The Venezuelan-born artist José Navas exhudes natural charisma. Trained as a dancer, he now pursues a rich choreographic career. With a repertory that includes more than twenty pieces, Navas has quickly become a regular at some of the world’s most prestigious venues for contemporary dance: Vienna’s Im Puls Festival, Joyce Theater in New York, London’s Dance Umbrella, Venice Biennale and Aoyama Theatre, in Tokyo. His work has been internationally acclaimed for the universes he creates: formalistic, fantastic, the audience’s only compass there is their own emotion. After studying dance in Caracas and at the Merce Cunningham Studio in New York, José Navas moved to Montréal and started choreographing his own work. In 1995, he founded Compagnie Flak and began an international career. Among his numerous creations, Sterile Fields (1996), One Night Only 3/3 (1998), Solo with Cello (2001), Perfume de Gardenias (2000) and Adela, mi amor (2004) are the landmark works of his choreographic journey.
“Navas at the height of his art. If you like dance even a little, you must hurry to l’Agora de la danse (…) A dance that seduces by its pure lines and its precise and obsessive rhythm. (…) In Pas de Deux for Four Dancers, Navas surrounds himself with three splendid dancers. All four of them evolve with a crazy ease.”
~ Stéphanie Brody, La Presse, Montreal, 2005

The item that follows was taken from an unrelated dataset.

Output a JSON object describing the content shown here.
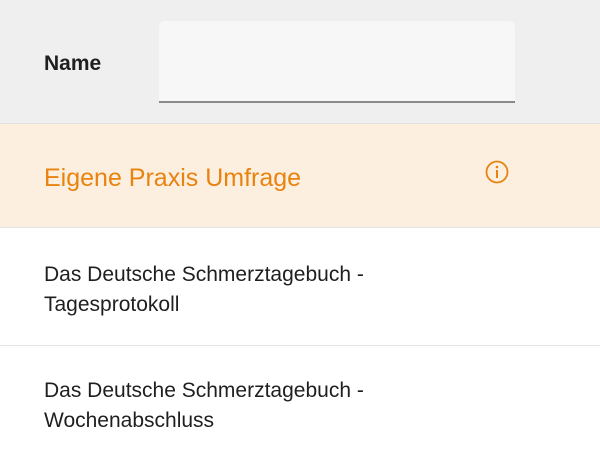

Based in London she founded the Shobana Jeyasingh Dance Company in 1988 which tours annually in Britain and abroad. Visits to North America include Jacob’s Pillow, the Joyce Theatre in NYC and performances in Montreal, Ottawa and Toronto. As artistic director/choreographer she has won numerous awards including the Prudential Award for the Arts. Shobana holds an honorary MA from Surrey University, an honorary doctorate from De Montfort University and she is a Research Associate at Middlesex University.
Philip Szporer is a freelance writer, broadcaster, filmmaker and international lecturer based in Montreal. He is Scholar in Residence at the Jacob’s Pillow Dance Festival and was awarded a National Dance/Media Fellowship (UCLA). He lectures at Concordia University, and writes for a number of publications. Amongst other media projects, he co-directed and produced, with filmmaker Marlene Millar, Moments in Motion, Raising the Bar, and The Hunt.
Marlene Millar is a Montreal-based filmmaker and editor with a background in contemporary dance. Co-founder with Philip Szporer of the arts film company Mouvement Perpétuel, recent productions include Moments in Motion, Raising the Bar, and The Hunt. Creating dance for camera work since 1989, Marlene is recipient of a UCLA Dance Media/Project Fellowship and Kodak Award. She’s taught filmmaking in Burkina Faso, at Bowling Green State University (Ohio), Concordia University and Main Film (Montreal).